Could you copy every record below exactly as it is written?

(Items from an interface collection)
Start of Block
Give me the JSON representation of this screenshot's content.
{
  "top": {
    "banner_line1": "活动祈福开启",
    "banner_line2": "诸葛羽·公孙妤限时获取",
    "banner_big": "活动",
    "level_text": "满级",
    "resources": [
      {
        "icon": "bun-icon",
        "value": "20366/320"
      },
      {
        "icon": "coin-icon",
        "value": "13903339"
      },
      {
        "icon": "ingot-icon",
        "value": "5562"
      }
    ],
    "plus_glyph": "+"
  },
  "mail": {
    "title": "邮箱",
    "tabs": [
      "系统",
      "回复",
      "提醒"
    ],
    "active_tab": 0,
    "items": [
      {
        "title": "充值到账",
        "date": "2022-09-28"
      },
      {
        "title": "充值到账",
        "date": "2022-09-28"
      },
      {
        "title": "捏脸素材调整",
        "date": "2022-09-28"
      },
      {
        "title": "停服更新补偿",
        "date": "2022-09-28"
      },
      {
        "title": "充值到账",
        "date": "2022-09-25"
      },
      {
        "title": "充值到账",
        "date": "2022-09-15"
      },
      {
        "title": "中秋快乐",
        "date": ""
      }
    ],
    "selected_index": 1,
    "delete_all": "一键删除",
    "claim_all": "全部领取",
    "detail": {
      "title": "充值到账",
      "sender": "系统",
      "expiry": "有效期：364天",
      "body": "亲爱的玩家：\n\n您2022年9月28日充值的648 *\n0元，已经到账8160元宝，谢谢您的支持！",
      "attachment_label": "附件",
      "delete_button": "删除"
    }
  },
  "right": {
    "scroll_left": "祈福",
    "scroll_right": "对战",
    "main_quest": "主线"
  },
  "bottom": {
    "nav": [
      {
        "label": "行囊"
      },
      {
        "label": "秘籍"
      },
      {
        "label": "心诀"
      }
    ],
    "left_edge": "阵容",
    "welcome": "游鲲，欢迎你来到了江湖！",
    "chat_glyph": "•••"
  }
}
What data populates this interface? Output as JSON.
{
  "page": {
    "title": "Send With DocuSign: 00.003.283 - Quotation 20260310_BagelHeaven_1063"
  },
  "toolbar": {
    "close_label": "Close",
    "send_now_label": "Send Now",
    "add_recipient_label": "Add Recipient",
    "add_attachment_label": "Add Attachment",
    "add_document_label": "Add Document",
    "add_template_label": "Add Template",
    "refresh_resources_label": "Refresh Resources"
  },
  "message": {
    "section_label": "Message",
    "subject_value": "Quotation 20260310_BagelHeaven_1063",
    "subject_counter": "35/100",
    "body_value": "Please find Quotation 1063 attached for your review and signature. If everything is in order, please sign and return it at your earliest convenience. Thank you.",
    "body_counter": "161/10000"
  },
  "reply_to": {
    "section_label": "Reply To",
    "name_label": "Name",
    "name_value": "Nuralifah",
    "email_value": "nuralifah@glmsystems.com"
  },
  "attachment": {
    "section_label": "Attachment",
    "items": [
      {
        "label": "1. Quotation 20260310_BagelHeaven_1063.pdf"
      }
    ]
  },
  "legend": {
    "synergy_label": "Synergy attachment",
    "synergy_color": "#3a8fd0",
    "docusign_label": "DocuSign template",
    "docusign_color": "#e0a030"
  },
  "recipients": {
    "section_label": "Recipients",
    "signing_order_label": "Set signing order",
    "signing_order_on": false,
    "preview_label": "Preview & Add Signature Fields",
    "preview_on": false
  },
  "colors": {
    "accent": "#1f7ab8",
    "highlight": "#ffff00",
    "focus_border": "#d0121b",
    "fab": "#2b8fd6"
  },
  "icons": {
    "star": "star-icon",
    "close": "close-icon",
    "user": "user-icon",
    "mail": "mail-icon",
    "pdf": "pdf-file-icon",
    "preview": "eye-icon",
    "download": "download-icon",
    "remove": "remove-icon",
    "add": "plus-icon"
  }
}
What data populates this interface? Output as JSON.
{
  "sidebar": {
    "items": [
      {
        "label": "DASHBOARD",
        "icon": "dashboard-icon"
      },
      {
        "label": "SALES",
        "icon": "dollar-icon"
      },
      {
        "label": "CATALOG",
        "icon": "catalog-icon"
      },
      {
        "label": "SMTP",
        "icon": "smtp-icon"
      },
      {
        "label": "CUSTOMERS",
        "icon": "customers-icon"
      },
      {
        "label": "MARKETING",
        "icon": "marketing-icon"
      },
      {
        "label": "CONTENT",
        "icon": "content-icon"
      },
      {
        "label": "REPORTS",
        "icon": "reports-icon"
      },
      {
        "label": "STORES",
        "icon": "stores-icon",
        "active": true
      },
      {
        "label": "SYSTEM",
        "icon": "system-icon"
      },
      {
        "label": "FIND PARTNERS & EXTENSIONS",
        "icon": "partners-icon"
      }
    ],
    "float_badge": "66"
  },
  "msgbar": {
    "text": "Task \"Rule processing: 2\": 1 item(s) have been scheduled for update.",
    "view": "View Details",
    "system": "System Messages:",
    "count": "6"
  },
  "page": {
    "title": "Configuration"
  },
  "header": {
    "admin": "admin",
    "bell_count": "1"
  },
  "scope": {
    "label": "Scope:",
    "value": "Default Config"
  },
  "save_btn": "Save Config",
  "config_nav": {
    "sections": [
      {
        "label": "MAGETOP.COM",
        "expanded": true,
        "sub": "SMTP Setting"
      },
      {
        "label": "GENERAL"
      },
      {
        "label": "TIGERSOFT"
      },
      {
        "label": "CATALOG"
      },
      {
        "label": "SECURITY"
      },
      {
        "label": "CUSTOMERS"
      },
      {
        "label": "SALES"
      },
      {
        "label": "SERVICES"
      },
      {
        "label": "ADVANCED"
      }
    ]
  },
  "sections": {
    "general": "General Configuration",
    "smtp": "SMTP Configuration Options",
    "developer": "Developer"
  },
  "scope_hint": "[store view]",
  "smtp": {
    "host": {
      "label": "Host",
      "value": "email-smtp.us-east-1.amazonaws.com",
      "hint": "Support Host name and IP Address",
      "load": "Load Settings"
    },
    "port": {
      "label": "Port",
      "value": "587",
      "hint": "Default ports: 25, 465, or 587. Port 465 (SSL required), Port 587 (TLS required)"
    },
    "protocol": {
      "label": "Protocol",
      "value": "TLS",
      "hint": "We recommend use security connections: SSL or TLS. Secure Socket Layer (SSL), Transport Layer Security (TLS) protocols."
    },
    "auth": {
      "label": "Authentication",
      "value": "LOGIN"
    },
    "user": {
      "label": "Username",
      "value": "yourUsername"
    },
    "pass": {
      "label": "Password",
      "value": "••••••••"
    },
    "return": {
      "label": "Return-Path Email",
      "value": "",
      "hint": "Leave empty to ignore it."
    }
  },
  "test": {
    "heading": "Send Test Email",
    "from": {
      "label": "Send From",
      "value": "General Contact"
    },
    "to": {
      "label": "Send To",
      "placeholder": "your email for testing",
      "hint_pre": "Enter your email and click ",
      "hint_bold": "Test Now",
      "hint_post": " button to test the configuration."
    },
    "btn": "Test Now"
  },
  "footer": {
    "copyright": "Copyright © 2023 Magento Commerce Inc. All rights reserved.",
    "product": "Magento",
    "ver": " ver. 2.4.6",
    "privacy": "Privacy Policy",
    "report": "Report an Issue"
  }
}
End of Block
* Solution for this exercise *
Give me the JSON representation of this screenshot's content.
{
  "top": {
    "banner_line1": "活动祈福开启",
    "banner_line2": "诸葛羽·公孙妤限时获取",
    "banner_big": "活动",
    "level_text": "满级",
    "resources": [
      {
        "icon": "bun-icon",
        "value": "20366/320"
      },
      {
        "icon": "coin-icon",
        "value": "13903339"
      },
      {
        "icon": "ingot-icon",
        "value": "5562"
      }
    ],
    "plus_glyph": "+"
  },
  "mail": {
    "title": "邮箱",
    "tabs": [
      "系统",
      "回复",
      "提醒"
    ],
    "active_tab": 0,
    "items": [
      {
        "title": "充值到账",
        "date": "2022-09-28"
      },
      {
        "title": "充值到账",
        "date": "2022-09-28"
      },
      {
        "title": "捏脸素材调整",
        "date": "2022-09-28"
      },
      {
        "title": "停服更新补偿",
        "date": "2022-09-28"
      },
      {
        "title": "充值到账",
        "date": "2022-09-25"
      },
      {
        "title": "充值到账",
        "date": "2022-09-15"
      },
      {
        "title": "中秋快乐",
        "date": ""
      }
    ],
    "selected_index": 1,
    "delete_all": "一键删除",
    "claim_all": "全部领取",
    "detail": {
      "title": "充值到账",
      "sender": "系统",
      "expiry": "有效期：364天",
      "body": "亲爱的玩家：\n\n您2022年9月28日充值的648 *\n0元，已经到账8160元宝，谢谢您的支持！",
      "attachment_label": "附件",
      "delete_button": "删除"
    }
  },
  "right": {
    "scroll_left": "祈福",
    "scroll_right": "对战",
    "main_quest": "主线"
  },
  "bottom": {
    "nav": [
      {
        "label": "行囊"
      },
      {
        "label": "秘籍"
      },
      {
        "label": "心诀"
      }
    ],
    "left_edge": "阵容",
    "welcome": "游鲲，欢迎你来到了江湖！",
    "chat_glyph": "•••"
  }
}
What data populates this interface? Output as JSON.
{
  "page": {
    "title": "Send With DocuSign: 00.003.283 - Quotation 20260310_BagelHeaven_1063"
  },
  "toolbar": {
    "close_label": "Close",
    "send_now_label": "Send Now",
    "add_recipient_label": "Add Recipient",
    "add_attachment_label": "Add Attachment",
    "add_document_label": "Add Document",
    "add_template_label": "Add Template",
    "refresh_resources_label": "Refresh Resources"
  },
  "message": {
    "section_label": "Message",
    "subject_value": "Quotation 20260310_BagelHeaven_1063",
    "subject_counter": "35/100",
    "body_value": "Please find Quotation 1063 attached for your review and signature. If everything is in order, please sign and return it at your earliest convenience. Thank you.",
    "body_counter": "161/10000"
  },
  "reply_to": {
    "section_label": "Reply To",
    "name_label": "Name",
    "name_value": "Nuralifah",
    "email_value": "nuralifah@glmsystems.com"
  },
  "attachment": {
    "section_label": "Attachment",
    "items": [
      {
        "label": "1. Quotation 20260310_BagelHeaven_1063.pdf"
      }
    ]
  },
  "legend": {
    "synergy_label": "Synergy attachment",
    "synergy_color": "#3a8fd0",
    "docusign_label": "DocuSign template",
    "docusign_color": "#e0a030"
  },
  "recipients": {
    "section_label": "Recipients",
    "signing_order_label": "Set signing order",
    "signing_order_on": false,
    "preview_label": "Preview & Add Signature Fields",
    "preview_on": false
  },
  "colors": {
    "accent": "#1f7ab8",
    "highlight": "#ffff00",
    "focus_border": "#d0121b",
    "fab": "#2b8fd6"
  },
  "icons": {
    "star": "star-icon",
    "close": "close-icon",
    "user": "user-icon",
    "mail": "mail-icon",
    "pdf": "pdf-file-icon",
    "preview": "eye-icon",
    "download": "download-icon",
    "remove": "remove-icon",
    "add": "plus-icon"
  }
}
What data populates this interface? Output as JSON.
{
  "sidebar": {
    "items": [
      {
        "label": "DASHBOARD",
        "icon": "dashboard-icon"
      },
      {
        "label": "SALES",
        "icon": "dollar-icon"
      },
      {
        "label": "CATALOG",
        "icon": "catalog-icon"
      },
      {
        "label": "SMTP",
        "icon": "smtp-icon"
      },
      {
        "label": "CUSTOMERS",
        "icon": "customers-icon"
      },
      {
        "label": "MARKETING",
        "icon": "marketing-icon"
      },
      {
        "label": "CONTENT",
        "icon": "content-icon"
      },
      {
        "label": "REPORTS",
        "icon": "reports-icon"
      },
      {
        "label": "STORES",
        "icon": "stores-icon",
        "active": true
      },
      {
        "label": "SYSTEM",
        "icon": "system-icon"
      },
      {
        "label": "FIND PARTNERS & EXTENSIONS",
        "icon": "partners-icon"
      }
    ],
    "float_badge": "66"
  },
  "msgbar": {
    "text": "Task \"Rule processing: 2\": 1 item(s) have been scheduled for update.",
    "view": "View Details",
    "system": "System Messages:",
    "count": "6"
  },
  "page": {
    "title": "Configuration"
  },
  "header": {
    "admin": "admin",
    "bell_count": "1"
  },
  "scope": {
    "label": "Scope:",
    "value": "Default Config"
  },
  "save_btn": "Save Config",
  "config_nav": {
    "sections": [
      {
        "label": "MAGETOP.COM",
        "expanded": true,
        "sub": "SMTP Setting"
      },
      {
        "label": "GENERAL"
      },
      {
        "label": "TIGERSOFT"
      },
      {
        "label": "CATALOG"
      },
      {
        "label": "SECURITY"
      },
      {
        "label": "CUSTOMERS"
      },
      {
        "label": "SALES"
      },
      {
        "label": "SERVICES"
      },
      {
        "label": "ADVANCED"
      }
    ]
  },
  "sections": {
    "general": "General Configuration",
    "smtp": "SMTP Configuration Options",
    "developer": "Developer"
  },
  "scope_hint": "[store view]",
  "smtp": {
    "host": {
      "label": "Host",
      "value": "email-smtp.us-east-1.amazonaws.com",
      "hint": "Support Host name and IP Address",
      "load": "Load Settings"
    },
    "port": {
      "label": "Port",
      "value": "587",
      "hint": "Default ports: 25, 465, or 587. Port 465 (SSL required), Port 587 (TLS required)"
    },
    "protocol": {
      "label": "Protocol",
      "value": "TLS",
      "hint": "We recommend use security connections: SSL or TLS. Secure Socket Layer (SSL), Transport Layer Security (TLS) protocols."
    },
    "auth": {
      "label": "Authentication",
      "value": "LOGIN"
    },
    "user": {
      "label": "Username",
      "value": "yourUsername"
    },
    "pass": {
      "label": "Password",
      "value": "••••••••"
    },
    "return": {
      "label": "Return-Path Email",
      "value": "",
      "hint": "Leave empty to ignore it."
    }
  },
  "test": {
    "heading": "Send Test Email",
    "from": {
      "label": "Send From",
      "value": "General Contact"
    },
    "to": {
      "label": "Send To",
      "placeholder": "your email for testing",
      "hint_pre": "Enter your email and click ",
      "hint_bold": "Test Now",
      "hint_post": " button to test the configuration."
    },
    "btn": "Test Now"
  },
  "footer": {
    "copyright": "Copyright © 2023 Magento Commerce Inc. All rights reserved.",
    "product": "Magento",
    "ver": " ver. 2.4.6",
    "privacy": "Privacy Policy",
    "report": "Report an Issue"
  }
}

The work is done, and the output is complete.